++++ Dataset

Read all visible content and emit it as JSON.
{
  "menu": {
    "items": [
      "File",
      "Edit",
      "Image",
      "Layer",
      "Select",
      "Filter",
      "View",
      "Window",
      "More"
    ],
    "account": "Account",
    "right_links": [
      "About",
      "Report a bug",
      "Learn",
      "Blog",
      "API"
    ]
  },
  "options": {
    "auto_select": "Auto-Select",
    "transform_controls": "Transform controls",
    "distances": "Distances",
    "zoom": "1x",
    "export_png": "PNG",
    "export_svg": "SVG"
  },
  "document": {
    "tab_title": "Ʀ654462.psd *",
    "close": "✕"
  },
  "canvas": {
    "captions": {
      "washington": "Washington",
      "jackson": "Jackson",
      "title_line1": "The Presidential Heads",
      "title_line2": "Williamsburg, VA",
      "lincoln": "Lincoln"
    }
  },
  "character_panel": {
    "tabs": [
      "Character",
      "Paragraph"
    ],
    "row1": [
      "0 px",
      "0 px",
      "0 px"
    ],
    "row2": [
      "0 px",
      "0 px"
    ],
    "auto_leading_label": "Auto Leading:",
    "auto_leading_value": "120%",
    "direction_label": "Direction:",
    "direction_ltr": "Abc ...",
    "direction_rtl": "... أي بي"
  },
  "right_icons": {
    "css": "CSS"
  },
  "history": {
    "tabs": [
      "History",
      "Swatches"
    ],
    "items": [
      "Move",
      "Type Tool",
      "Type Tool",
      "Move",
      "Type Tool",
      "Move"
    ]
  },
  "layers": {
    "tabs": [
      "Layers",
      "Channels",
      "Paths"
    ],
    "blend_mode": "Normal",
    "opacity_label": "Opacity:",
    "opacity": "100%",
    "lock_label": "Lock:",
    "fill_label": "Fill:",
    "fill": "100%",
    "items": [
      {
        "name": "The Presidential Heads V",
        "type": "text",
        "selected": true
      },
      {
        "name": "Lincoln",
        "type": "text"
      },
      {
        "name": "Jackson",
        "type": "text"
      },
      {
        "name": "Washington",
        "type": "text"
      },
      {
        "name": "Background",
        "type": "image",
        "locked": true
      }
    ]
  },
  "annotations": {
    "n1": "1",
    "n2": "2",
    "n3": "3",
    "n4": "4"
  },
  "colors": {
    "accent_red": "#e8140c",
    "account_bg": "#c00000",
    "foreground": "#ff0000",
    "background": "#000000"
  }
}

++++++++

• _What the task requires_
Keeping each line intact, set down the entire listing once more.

• _Final answer_
Read all visible content and emit it as JSON.
{
  "menu": {
    "items": [
      "File",
      "Edit",
      "Image",
      "Layer",
      "Select",
      "Filter",
      "View",
      "Window",
      "More"
    ],
    "account": "Account",
    "right_links": [
      "About",
      "Report a bug",
      "Learn",
      "Blog",
      "API"
    ]
  },
  "options": {
    "auto_select": "Auto-Select",
    "transform_controls": "Transform controls",
    "distances": "Distances",
    "zoom": "1x",
    "export_png": "PNG",
    "export_svg": "SVG"
  },
  "document": {
    "tab_title": "Ʀ654462.psd *",
    "close": "✕"
  },
  "canvas": {
    "captions": {
      "washington": "Washington",
      "jackson": "Jackson",
      "title_line1": "The Presidential Heads",
      "title_line2": "Williamsburg, VA",
      "lincoln": "Lincoln"
    }
  },
  "character_panel": {
    "tabs": [
      "Character",
      "Paragraph"
    ],
    "row1": [
      "0 px",
      "0 px",
      "0 px"
    ],
    "row2": [
      "0 px",
      "0 px"
    ],
    "auto_leading_label": "Auto Leading:",
    "auto_leading_value": "120%",
    "direction_label": "Direction:",
    "direction_ltr": "Abc ...",
    "direction_rtl": "... أي بي"
  },
  "right_icons": {
    "css": "CSS"
  },
  "history": {
    "tabs": [
      "History",
      "Swatches"
    ],
    "items": [
      "Move",
      "Type Tool",
      "Type Tool",
      "Move",
      "Type Tool",
      "Move"
    ]
  },
  "layers": {
    "tabs": [
      "Layers",
      "Channels",
      "Paths"
    ],
    "blend_mode": "Normal",
    "opacity_label": "Opacity:",
    "opacity": "100%",
    "lock_label": "Lock:",
    "fill_label": "Fill:",
    "fill": "100%",
    "items": [
      {
        "name": "The Presidential Heads V",
        "type": "text",
        "selected": true
      },
      {
        "name": "Lincoln",
        "type": "text"
      },
      {
        "name": "Jackson",
        "type": "text"
      },
      {
        "name": "Washington",
        "type": "text"
      },
      {
        "name": "Background",
        "type": "image",
        "locked": true
      }
    ]
  },
  "annotations": {
    "n1": "1",
    "n2": "2",
    "n3": "3",
    "n4": "4"
  },
  "colors": {
    "accent_red": "#e8140c",
    "account_bg": "#c00000",
    "foreground": "#ff0000",
    "background": "#000000"
  }
}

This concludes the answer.